if we just do the right things and avoid the wrong things.
And doing everything right, according to Pelagius,
was how one found their way to salvation .

The church disagreed.

 

 

Of course it’s not always just as simple as that,
there were riled-up theologians and long-huge-church meetings involved,
and if you’re into church history,
you’d recognize the name St. Augustine and the Councils of Carthage,
but ultimately Pelagianism was named a heresy,
and the church came down on the side of grace.
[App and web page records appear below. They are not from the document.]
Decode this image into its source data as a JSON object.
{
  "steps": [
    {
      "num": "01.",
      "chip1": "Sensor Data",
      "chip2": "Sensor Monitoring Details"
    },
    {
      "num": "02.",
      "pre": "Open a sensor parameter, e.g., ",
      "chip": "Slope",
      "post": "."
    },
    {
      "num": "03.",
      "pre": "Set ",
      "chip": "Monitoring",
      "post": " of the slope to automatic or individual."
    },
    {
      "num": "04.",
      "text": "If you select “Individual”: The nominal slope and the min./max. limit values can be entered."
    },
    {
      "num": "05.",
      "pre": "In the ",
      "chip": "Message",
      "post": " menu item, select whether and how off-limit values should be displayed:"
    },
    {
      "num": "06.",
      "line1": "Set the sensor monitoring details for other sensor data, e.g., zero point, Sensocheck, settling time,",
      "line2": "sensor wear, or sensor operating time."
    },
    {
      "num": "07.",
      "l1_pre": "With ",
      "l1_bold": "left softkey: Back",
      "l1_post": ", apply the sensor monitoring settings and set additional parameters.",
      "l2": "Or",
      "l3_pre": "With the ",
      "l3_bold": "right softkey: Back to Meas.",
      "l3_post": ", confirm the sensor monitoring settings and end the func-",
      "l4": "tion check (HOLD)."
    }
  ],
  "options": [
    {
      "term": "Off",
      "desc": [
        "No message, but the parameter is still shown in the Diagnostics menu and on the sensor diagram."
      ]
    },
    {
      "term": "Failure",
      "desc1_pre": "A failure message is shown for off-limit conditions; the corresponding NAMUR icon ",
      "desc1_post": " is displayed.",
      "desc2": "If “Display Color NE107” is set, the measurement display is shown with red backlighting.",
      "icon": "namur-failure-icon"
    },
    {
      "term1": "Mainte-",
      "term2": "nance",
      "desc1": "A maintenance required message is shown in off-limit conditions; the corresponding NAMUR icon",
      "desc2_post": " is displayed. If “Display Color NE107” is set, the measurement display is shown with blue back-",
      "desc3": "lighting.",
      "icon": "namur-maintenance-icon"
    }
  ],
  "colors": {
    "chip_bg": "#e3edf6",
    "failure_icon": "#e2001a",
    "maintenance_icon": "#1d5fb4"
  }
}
Yes, our behavior as Christians matters,
and yes, we are called to pursue righteous living,
but what the church has come to believe is that
none of us are perfect, not even one,
and as the Apostle Paul says—
we are justified (made right) by faith alone.
We stand in grace,
not by dint of our efforts,
but because of the love poured into our hearts through our Lord Jesus Christ.

For those of us who work hard at being good
and chafe at the thought of being in debt,
this is a hard truth to swallow.

For some, however, claiming this truth is a necessity…a matter of survival.

Because of your generosity to UPC’s pastor’s discretionary fund,
Jarrett is able to take phone calls every Tuesday afternoon,
from Chapel Hill neighbors who are in need of financial assistance.
Last week, he spoke to a young man named Josh.
When Josh was young, he struggled with body image and self esteem.
That feeling of unworthiness persisted
and he started using substances to try to hide his feelings.
It just kept spiraling.
His addiction took hold of his life and wrung almost everything out of it.

He told Jarrett:
If I got what I deserved I would either be dead
or still in Cell F in the Alamance County Prison.

But instead, Josh is alive, 18 months clean,
able to see his son every Saturday, living with the help of the Oxford House.
After their conversation, and after UPC helped him with a bill,
Josh sent Jarrett a clip of him giving his testimony at church.

He ended it saying:
“There is nothing that you or I can do to earn the Father’s love –
because it just is. You just have to receive it .”

But perhaps for others of us,
the “you just have to receive it” is easier said than done.

This week Berry was breaking bread with our outgoing elder for campus ministry, Scott Singleton. Without any knowledge that I was preaching on grace,
Berry was sharing his shock at how his PCM students found grace so foreign.

I wasn’t there so don’t know all the reasons he cited:
perhaps it’s because they feel they don’t deserve grace,
or don’t need it as much as Josh did.
Perhaps they believe God can’t possibly have that deep a reservoir of love,
or they’ve been told they have to
act a certain a way to access that love,
or fit in a certain mold to receive it,
or have a GPA or a relationship or a body that “fits” such grace.

At which point, Scott Singleton said
“Berry, it took me until at least my thirties to even glimpse
the profundity of grace,
and I still need reminders of it every week.

And indeed, look, church, here we all are for our reminder–
once again gathering around this word, this font and table.

Because we know, do we not,
that no matter how many lanyards we make in response,
no matter what good works we attempt,
dishwashers we unload,
compost we take to church
we are as sure as a boy – or girl – can be
that we will never be even.

Instead,  we’ll be recipients of an amazing, amazing grace.